__TO DO__:
Output every entry exactly as it appears.

__DATASET RECORDS__:
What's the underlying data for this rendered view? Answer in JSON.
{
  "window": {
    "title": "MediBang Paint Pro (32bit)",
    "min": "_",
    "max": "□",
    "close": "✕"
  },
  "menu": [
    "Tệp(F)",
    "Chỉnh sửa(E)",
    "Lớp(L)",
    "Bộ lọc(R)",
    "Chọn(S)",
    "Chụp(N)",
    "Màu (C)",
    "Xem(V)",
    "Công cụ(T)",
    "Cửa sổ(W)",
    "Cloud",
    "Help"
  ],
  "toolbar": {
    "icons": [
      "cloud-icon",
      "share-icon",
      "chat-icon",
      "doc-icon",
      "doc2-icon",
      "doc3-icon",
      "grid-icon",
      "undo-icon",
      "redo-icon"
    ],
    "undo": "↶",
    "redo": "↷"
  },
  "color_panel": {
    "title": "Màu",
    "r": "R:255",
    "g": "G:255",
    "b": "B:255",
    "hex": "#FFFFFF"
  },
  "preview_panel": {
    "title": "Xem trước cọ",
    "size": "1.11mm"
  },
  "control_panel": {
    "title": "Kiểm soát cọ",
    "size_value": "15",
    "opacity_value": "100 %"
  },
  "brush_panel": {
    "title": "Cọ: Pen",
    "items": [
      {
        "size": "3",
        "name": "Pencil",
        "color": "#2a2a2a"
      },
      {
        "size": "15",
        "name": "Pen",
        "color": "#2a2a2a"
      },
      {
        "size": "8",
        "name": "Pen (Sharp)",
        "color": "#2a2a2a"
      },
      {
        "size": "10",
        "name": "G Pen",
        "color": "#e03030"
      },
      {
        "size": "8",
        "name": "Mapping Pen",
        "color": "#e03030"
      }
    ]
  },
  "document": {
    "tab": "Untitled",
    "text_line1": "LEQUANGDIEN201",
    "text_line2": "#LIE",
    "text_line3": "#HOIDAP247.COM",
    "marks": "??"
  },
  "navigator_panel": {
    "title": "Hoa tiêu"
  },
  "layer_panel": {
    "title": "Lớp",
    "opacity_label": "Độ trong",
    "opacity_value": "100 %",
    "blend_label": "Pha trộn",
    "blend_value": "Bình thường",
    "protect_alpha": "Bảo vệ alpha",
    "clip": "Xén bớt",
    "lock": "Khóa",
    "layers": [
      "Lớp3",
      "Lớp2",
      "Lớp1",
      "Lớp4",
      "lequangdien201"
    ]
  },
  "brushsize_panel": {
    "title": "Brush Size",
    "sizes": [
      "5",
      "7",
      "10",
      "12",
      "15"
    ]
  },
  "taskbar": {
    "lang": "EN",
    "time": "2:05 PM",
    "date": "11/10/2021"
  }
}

__WRITTEN ANSWER__:
What's the underlying data for this rendered view? Answer in JSON.
{
  "window": {
    "title": "MediBang Paint Pro (32bit)",
    "min": "_",
    "max": "□",
    "close": "✕"
  },
  "menu": [
    "Tệp(F)",
    "Chỉnh sửa(E)",
    "Lớp(L)",
    "Bộ lọc(R)",
    "Chọn(S)",
    "Chụp(N)",
    "Màu (C)",
    "Xem(V)",
    "Công cụ(T)",
    "Cửa sổ(W)",
    "Cloud",
    "Help"
  ],
  "toolbar": {
    "icons": [
      "cloud-icon",
      "share-icon",
      "chat-icon",
      "doc-icon",
      "doc2-icon",
      "doc3-icon",
      "grid-icon",
      "undo-icon",
      "redo-icon"
    ],
    "undo": "↶",
    "redo": "↷"
  },
  "color_panel": {
    "title": "Màu",
    "r": "R:255",
    "g": "G:255",
    "b": "B:255",
    "hex": "#FFFFFF"
  },
  "preview_panel": {
    "title": "Xem trước cọ",
    "size": "1.11mm"
  },
  "control_panel": {
    "title": "Kiểm soát cọ",
    "size_value": "15",
    "opacity_value": "100 %"
  },
  "brush_panel": {
    "title": "Cọ: Pen",
    "items": [
      {
        "size": "3",
        "name": "Pencil",
        "color": "#2a2a2a"
      },
      {
        "size": "15",
        "name": "Pen",
        "color": "#2a2a2a"
      },
      {
        "size": "8",
        "name": "Pen (Sharp)",
        "color": "#2a2a2a"
      },
      {
        "size": "10",
        "name": "G Pen",
        "color": "#e03030"
      },
      {
        "size": "8",
        "name": "Mapping Pen",
        "color": "#e03030"
      }
    ]
  },
  "document": {
    "tab": "Untitled",
    "text_line1": "LEQUANGDIEN201",
    "text_line2": "#LIE",
    "text_line3": "#HOIDAP247.COM",
    "marks": "??"
  },
  "navigator_panel": {
    "title": "Hoa tiêu"
  },
  "layer_panel": {
    "title": "Lớp",
    "opacity_label": "Độ trong",
    "opacity_value": "100 %",
    "blend_label": "Pha trộn",
    "blend_value": "Bình thường",
    "protect_alpha": "Bảo vệ alpha",
    "clip": "Xén bớt",
    "lock": "Khóa",
    "layers": [
      "Lớp3",
      "Lớp2",
      "Lớp1",
      "Lớp4",
      "lequangdien201"
    ]
  },
  "brushsize_panel": {
    "title": "Brush Size",
    "sizes": [
      "5",
      "7",
      "10",
      "12",
      "15"
    ]
  },
  "taskbar": {
    "lang": "EN",
    "time": "2:05 PM",
    "date": "11/10/2021"
  }
}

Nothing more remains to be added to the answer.